[[ DATA RECORDS open ]]
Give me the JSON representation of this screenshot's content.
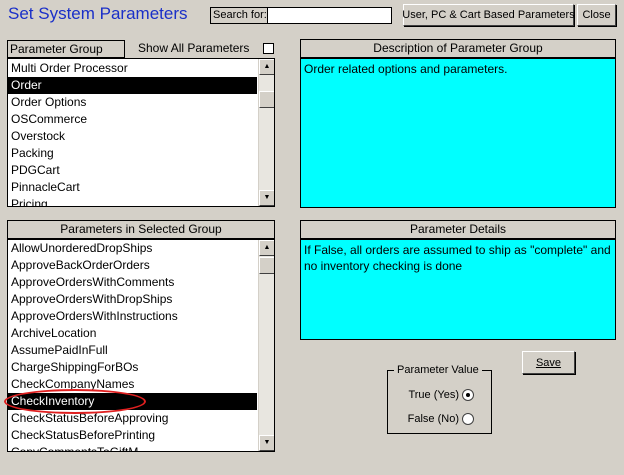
{
  "header": {
    "title": "Set System Parameters",
    "search_label": "Search for:",
    "search_value": "",
    "user_pc_cart_button": "User, PC & Cart Based Parameters",
    "close_button": "Close"
  },
  "parameter_group": {
    "label": "Parameter Group",
    "show_all_label": "Show All Parameters",
    "show_all_checked": false,
    "items": [
      "Multi Order Processor",
      "Order",
      "Order Options",
      "OSCommerce",
      "Overstock",
      "Packing",
      "PDGCart",
      "PinnacleCart",
      "Pricing"
    ],
    "selected": "Order"
  },
  "group_description": {
    "header": "Description of Parameter Group",
    "text": "Order related options and parameters."
  },
  "parameters": {
    "header": "Parameters in Selected Group",
    "items": [
      "AllowUnorderedDropShips",
      "ApproveBackOrderOrders",
      "ApproveOrdersWithComments",
      "ApproveOrdersWithDropShips",
      "ApproveOrdersWithInstructions",
      "ArchiveLocation",
      "AssumePaidInFull",
      "ChargeShippingForBOs",
      "CheckCompanyNames",
      "CheckInventory",
      "CheckStatusBeforeApproving",
      "CheckStatusBeforePrinting",
      "CopyCommentsToGiftM"
    ],
    "selected": "CheckInventory"
  },
  "parameter_details": {
    "header": "Parameter Details",
    "text": "If False, all orders are assumed to ship as \"complete\" and no inventory checking is done"
  },
  "save_button": "Save",
  "parameter_value": {
    "legend": "Parameter Value",
    "true_label": "True (Yes)",
    "false_label": "False (No)",
    "selected": "true"
  },
  "colors": {
    "title": "#1a2fc8",
    "background": "#d4d0c8",
    "description_fill": "#00ffff",
    "selection": "#000000",
    "highlight_ellipse": "#e02020"
  }
}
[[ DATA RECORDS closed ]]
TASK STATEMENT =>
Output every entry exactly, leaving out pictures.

EXERCISE RESPONSE =>
Give me the JSON representation of this screenshot's content.
{
  "header": {
    "title": "Set System Parameters",
    "search_label": "Search for:",
    "search_value": "",
    "user_pc_cart_button": "User, PC & Cart Based Parameters",
    "close_button": "Close"
  },
  "parameter_group": {
    "label": "Parameter Group",
    "show_all_label": "Show All Parameters",
    "show_all_checked": false,
    "items": [
      "Multi Order Processor",
      "Order",
      "Order Options",
      "OSCommerce",
      "Overstock",
      "Packing",
      "PDGCart",
      "PinnacleCart",
      "Pricing"
    ],
    "selected": "Order"
  },
  "group_description": {
    "header": "Description of Parameter Group",
    "text": "Order related options and parameters."
  },
  "parameters": {
    "header": "Parameters in Selected Group",
    "items": [
      "AllowUnorderedDropShips",
      "ApproveBackOrderOrders",
      "ApproveOrdersWithComments",
      "ApproveOrdersWithDropShips",
      "ApproveOrdersWithInstructions",
      "ArchiveLocation",
      "AssumePaidInFull",
      "ChargeShippingForBOs",
      "CheckCompanyNames",
      "CheckInventory",
      "CheckStatusBeforeApproving",
      "CheckStatusBeforePrinting",
      "CopyCommentsToGiftM"
    ],
    "selected": "CheckInventory"
  },
  "parameter_details": {
    "header": "Parameter Details",
    "text": "If False, all orders are assumed to ship as \"complete\" and no inventory checking is done"
  },
  "save_button": "Save",
  "parameter_value": {
    "legend": "Parameter Value",
    "true_label": "True (Yes)",
    "false_label": "False (No)",
    "selected": "true"
  },
  "colors": {
    "title": "#1a2fc8",
    "background": "#d4d0c8",
    "description_fill": "#00ffff",
    "selection": "#000000",
    "highlight_ellipse": "#e02020"
  }
}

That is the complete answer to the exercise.